In seven words, describe the last piece you wrote.

Emmi: Messily while staring at a phenomenal view.

Robert: Thinly veiled metaphor for racism with angels.


 

How has the workshop helped you develop as a writer?

Emmi: It's forced me to actually sit down and write enough this summer to produce three pieces a week... no way could I maintain that work ethic all on my own.

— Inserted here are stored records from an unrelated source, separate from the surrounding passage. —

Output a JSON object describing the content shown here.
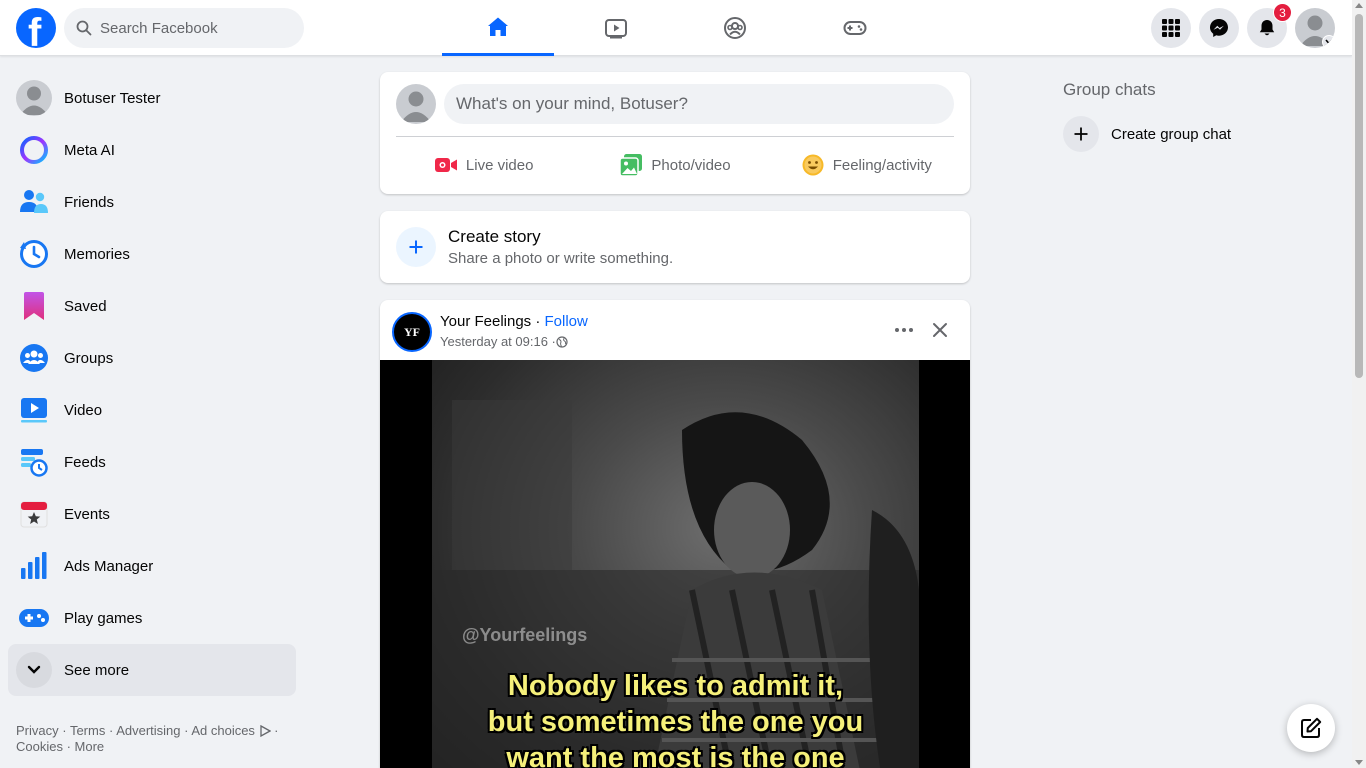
{
  "header": {
    "search_placeholder": "Search Facebook",
    "notification_count": "3"
  },
  "sidebar": {
    "items": [
      {
        "label": "Botuser Tester",
        "icon": "profile-avatar"
      },
      {
        "label": "Meta AI",
        "icon": "meta-ai-icon"
      },
      {
        "label": "Friends",
        "icon": "friends-icon"
      },
      {
        "label": "Memories",
        "icon": "memories-icon"
      },
      {
        "label": "Saved",
        "icon": "saved-icon"
      },
      {
        "label": "Groups",
        "icon": "groups-icon"
      },
      {
        "label": "Video",
        "icon": "video-icon"
      },
      {
        "label": "Feeds",
        "icon": "feeds-icon"
      },
      {
        "label": "Events",
        "icon": "events-icon"
      },
      {
        "label": "Ads Manager",
        "icon": "ads-manager-icon"
      },
      {
        "label": "Play games",
        "icon": "play-games-icon"
      },
      {
        "label": "See more",
        "icon": "chevron-down-icon"
      }
    ],
    "footer": {
      "privacy": "Privacy",
      "terms": "Terms",
      "advertising": "Advertising",
      "ad_choices": "Ad choices",
      "cookies": "Cookies",
      "more": "More"
    }
  },
  "composer": {
    "placeholder": "What's on your mind, Botuser?",
    "live_video": "Live video",
    "photo_video": "Photo/video",
    "feeling_activity": "Feeling/activity"
  },
  "story": {
    "title": "Create story",
    "subtitle": "Share a photo or write something."
  },
  "post": {
    "avatar_text": "YF",
    "author": "Your Feelings",
    "separator": " · ",
    "follow": "Follow",
    "time": "Yesterday at 09:16 · ",
    "watermark": "@Yourfeelings",
    "caption_line1": "Nobody likes to admit it,",
    "caption_line2": "but sometimes the one you",
    "caption_line3": "want the most is the one"
  },
  "right": {
    "group_chats_title": "Group chats",
    "create_group_chat": "Create group chat"
  },
  "colors": {
    "brand": "#0866ff",
    "badge": "#e41e3f",
    "caption": "#f5f07a"
  }
}
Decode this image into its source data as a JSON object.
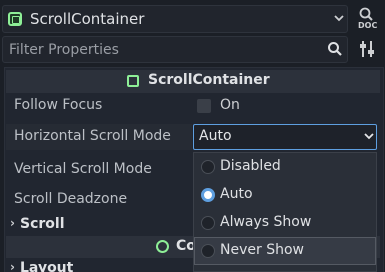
{
  "header": {
    "node_name": "ScrollContainer",
    "doc_label": "DOC"
  },
  "filter": {
    "placeholder": "Filter Properties"
  },
  "section": {
    "title": "ScrollContainer"
  },
  "properties": {
    "follow_focus_label": "Follow Focus",
    "follow_focus_value": "On",
    "horizontal_label": "Horizontal Scroll Mode",
    "horizontal_value": "Auto",
    "vertical_label": "Vertical Scroll Mode",
    "deadzone_label": "Scroll Deadzone"
  },
  "groups": {
    "scroll": "Scroll",
    "layout": "Layout"
  },
  "subsection": {
    "title": "Co"
  },
  "menu": {
    "items": [
      {
        "label": "Disabled",
        "checked": false
      },
      {
        "label": "Auto",
        "checked": true
      },
      {
        "label": "Always Show",
        "checked": false
      },
      {
        "label": "Never Show",
        "checked": false
      }
    ]
  },
  "colors": {
    "accent": "#5e9fe0",
    "node_icon": "#8eef97",
    "background": "#1b1f26"
  },
  "icons": {
    "node": "scroll-container-icon",
    "chevron": "chevron-down-icon",
    "doc": "doc-icon",
    "search": "search-icon",
    "tools": "tools-icon"
  }
}
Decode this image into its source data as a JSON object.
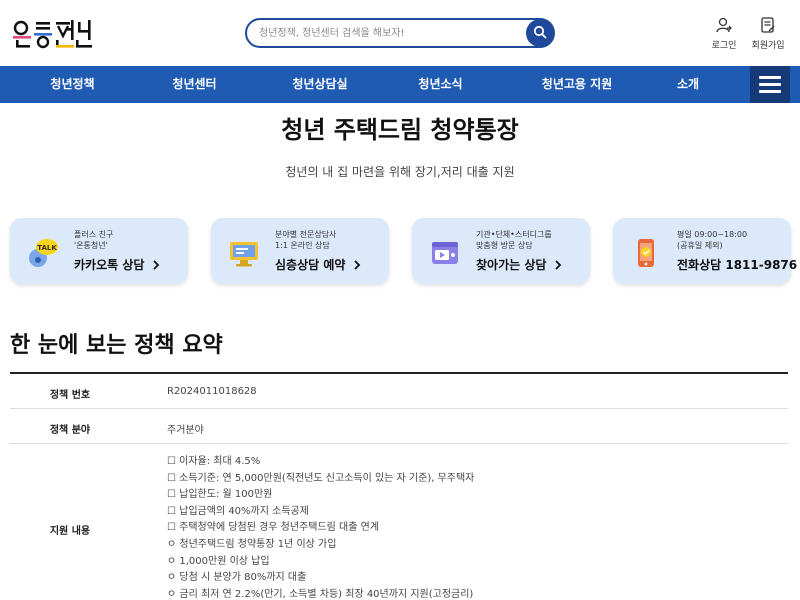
{
  "header": {
    "logo_text": "온통청년",
    "search_placeholder": "청년정책, 청년센터 검색을 해보자!",
    "login_label": "로그인",
    "signup_label": "회원가입"
  },
  "nav": {
    "items": [
      "청년정책",
      "청년센터",
      "청년상담실",
      "청년소식",
      "청년고용 지원",
      "소개"
    ]
  },
  "page": {
    "title": "청년 주택드림 청약통장",
    "subtitle": "청년의 내 집 마련을 위해 장기,저리 대출 지원"
  },
  "cards": [
    {
      "small1": "플러스 친구",
      "small2": "'온통청년'",
      "big": "카카오톡 상담",
      "icon": "kakaotalk-icon"
    },
    {
      "small1": "분야별 전문상담사",
      "small2": "1:1 온라인 상담",
      "big": "심층상담 예약",
      "icon": "online-consult-icon"
    },
    {
      "small1": "기관•단체•스터디그룹",
      "small2": "맞춤형 방문 상담",
      "big": "찾아가는 상담",
      "icon": "visit-consult-icon"
    },
    {
      "small1": "평일 09:00~18:00",
      "small2": "(공휴일 제외)",
      "big": "전화상담 1811-9876",
      "icon": "phone-icon"
    }
  ],
  "summary": {
    "title": "한 눈에 보는 정책 요약",
    "rows": [
      {
        "label": "정책 번호",
        "value": "R2024011018628"
      },
      {
        "label": "정책 분야",
        "value": "주거분야"
      },
      {
        "label": "지원 내용",
        "items": [
          "☐ 이자율: 최대 4.5%",
          "☐ 소득기준: 연 5,000만원(직전년도 신고소득이 있는 자 기준), 무주택자",
          "☐ 납입한도: 월 100만원",
          "☐ 납입금액의 40%까지 소득공제",
          "☐ 주택청약에 당첨된 경우 청년주택드림 대출 연계",
          "ㅇ 청년주택드림 청약통장 1년 이상 가입",
          "ㅇ 1,000만원 이상 납입",
          "ㅇ 당첨 시 분양가 80%까지 대출",
          "ㅇ 금리 최저 연 2.2%(만기, 소득별 차등) 최장 40년까지 지원(고정금리)"
        ]
      }
    ]
  },
  "colors": {
    "nav_blue": "#1f5bb3",
    "menu_dark": "#163a78",
    "card_bg": "#dbe9fb",
    "search_border": "#1f4a9c"
  }
}
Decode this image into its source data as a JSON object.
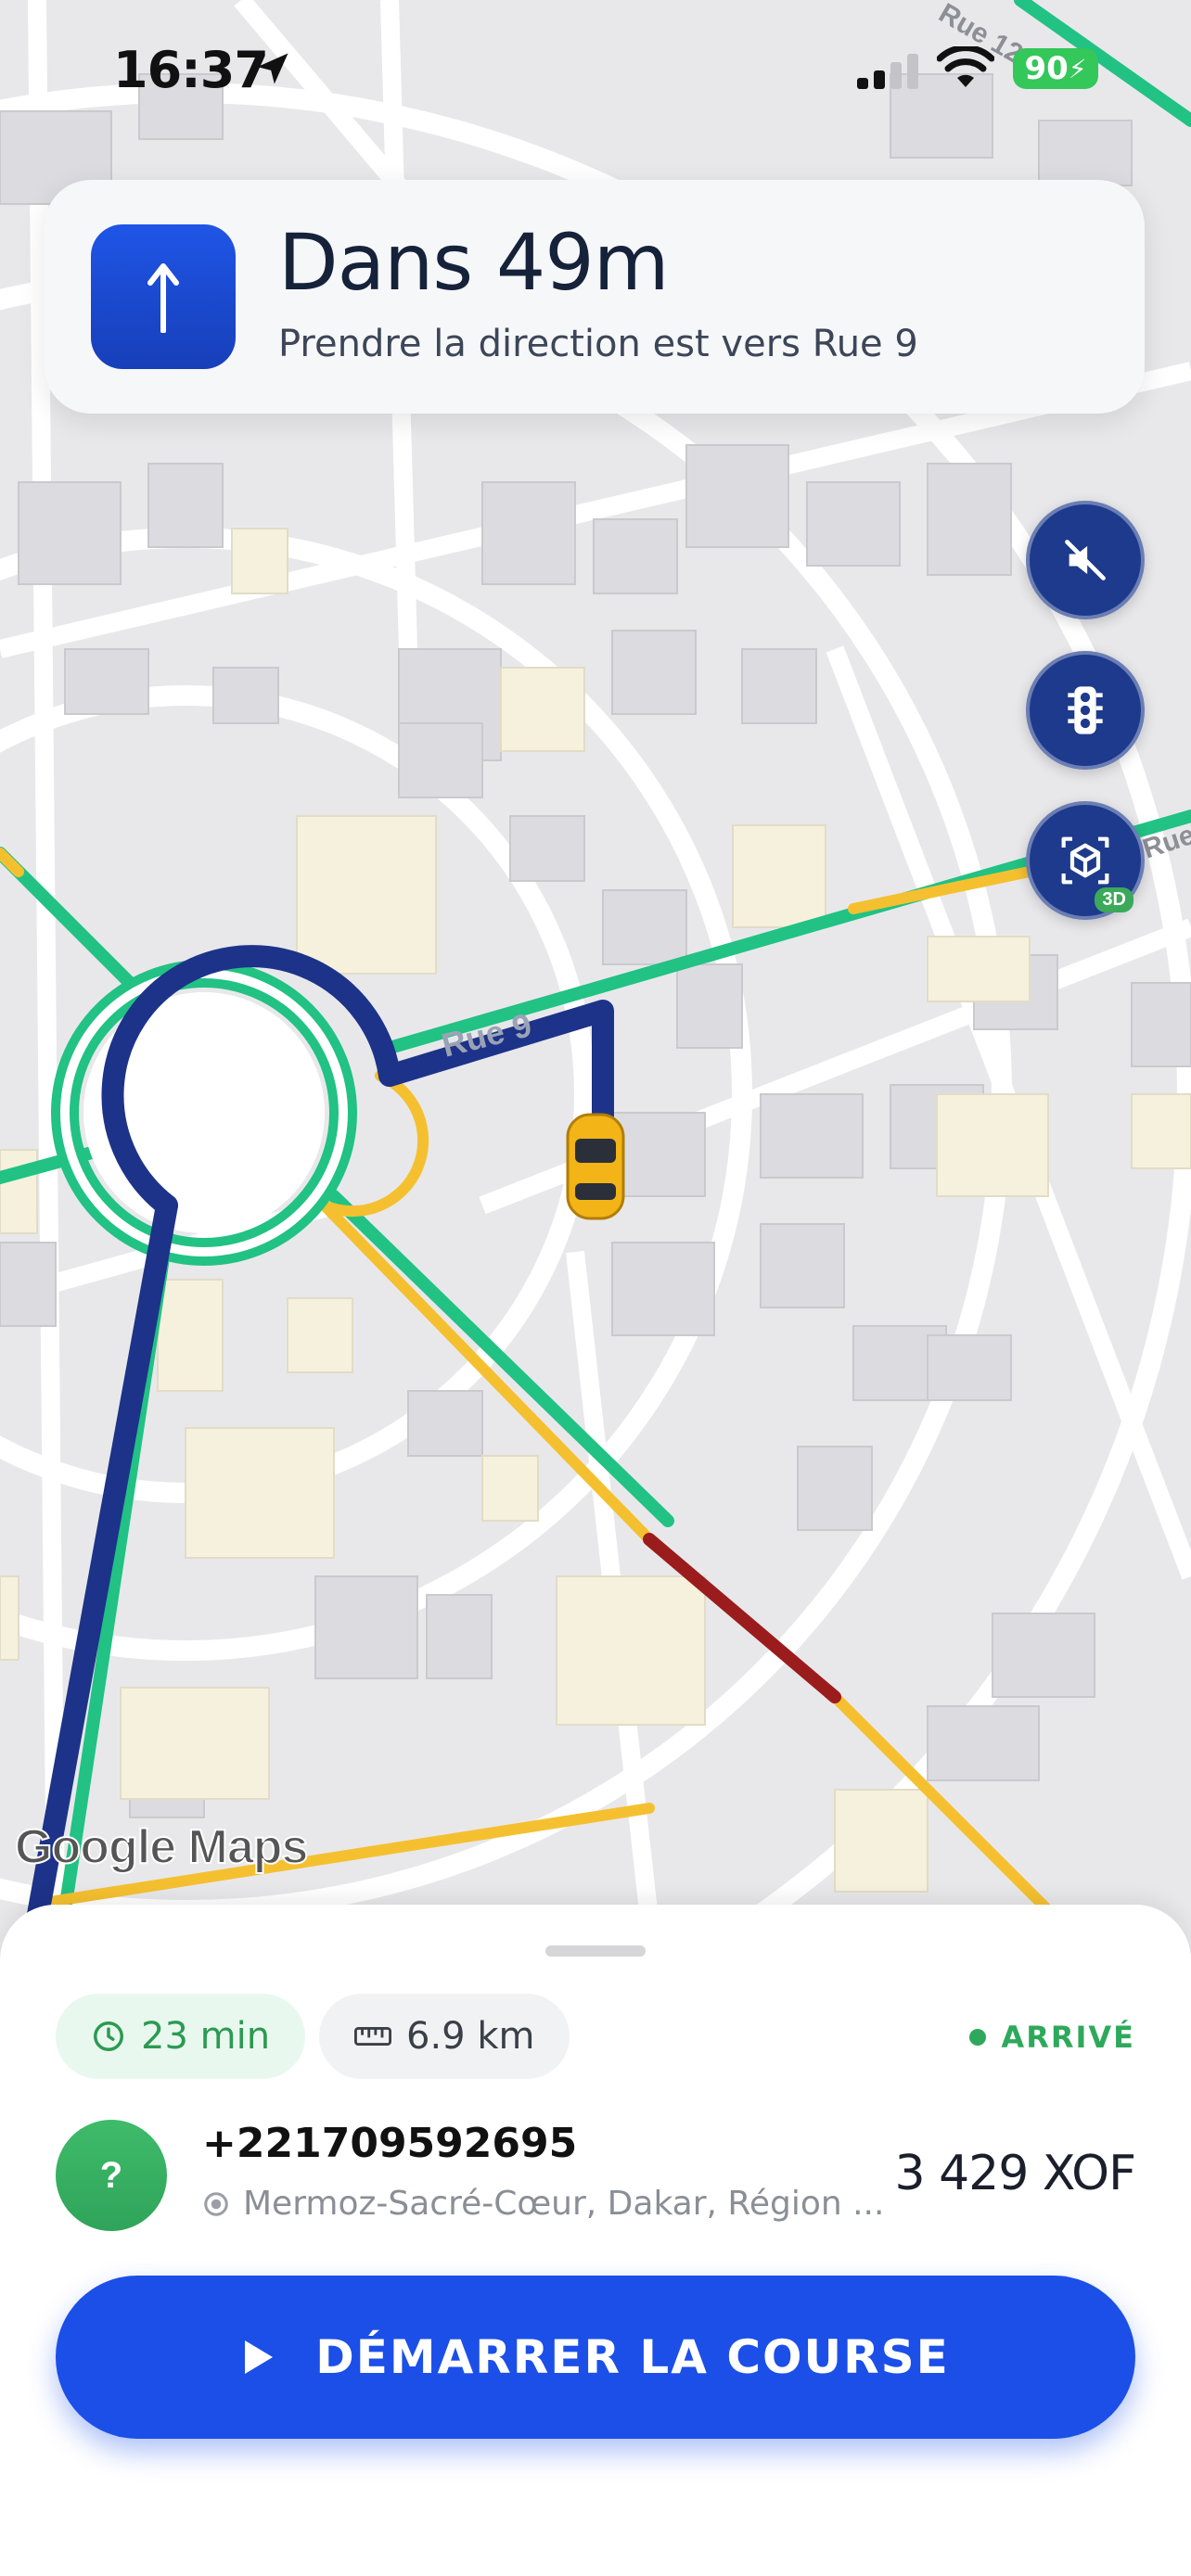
{
  "status_bar": {
    "time": "16:37",
    "battery": "90"
  },
  "navigation": {
    "title": "Dans 49m",
    "instruction": "Prendre la direction est vers Rue 9",
    "street_label": "Rue 9",
    "street_label_top": "Rue 12",
    "street_label_right": "Rue",
    "maneuver_icon": "arrow-up-icon"
  },
  "map_controls": {
    "mute_icon": "volume-mute-icon",
    "traffic_icon": "traffic-light-icon",
    "view_icon": "3d-cube-icon",
    "view_badge": "3D",
    "attribution": "Google Maps"
  },
  "trip": {
    "duration": "23 min",
    "distance": "6.9 km",
    "status": "ARRIVÉ"
  },
  "customer": {
    "avatar": "?",
    "phone": "+221709592695",
    "address": "Mermoz-Sacré-Cœur, Dakar, Région ...",
    "price": "3 429 XOF"
  },
  "action": {
    "label": "DÉMARRER LA COURSE"
  },
  "colors": {
    "primary": "#1b4fe8",
    "route": "#1d3389",
    "traffic_free": "#21c283",
    "traffic_moderate": "#f5c030",
    "traffic_heavy": "#9b1c1c",
    "success": "#2ea95b"
  }
}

Robert: I’ve been writing since kindergarten, but there was really no one there to help me get along with my creative endeavors. I didn’t reach out to anyone online, mostly because I was too shy. I took one Creative Writing class in high school, which would have been a lot of fun were the other kids not seniors who took the class for an easy A+, but that’s about as much “legitimate” help in writing I received. Obviously books count to some extent, but that’s beside the point. In just two weeks, the Adroit mentorship program gave me more feedback than I’ve received in seventeen years. It’s mildly overwhelming, but great to finally have someone else’s opinion on what works and doesn’t work in my writing. For example, for some reason I thought it’d be really cool to write a story involving flashbacks all in present tense. It wasn’t.


 

What can we expect in the future from Emmi/Robert?

Emmi: Enough bad decision making and chance encounters to keep giving me something to write about. Maybe even enough to fill a book.

Robert: Hopefully at least one novel that I’ll be submitting to the Scholastic Writing Competition this year, and after that, probably nothing! I’m not too interested in submitting to journals anymore (after my whole adrenaline rush of being published a whole one time), and I’m focusing my energy on resurrecting my school’s local literary journal. After that, writing is probably going on the backburner and be more therapeutic than anything since I’m most likely going into the dreaded biology major for college.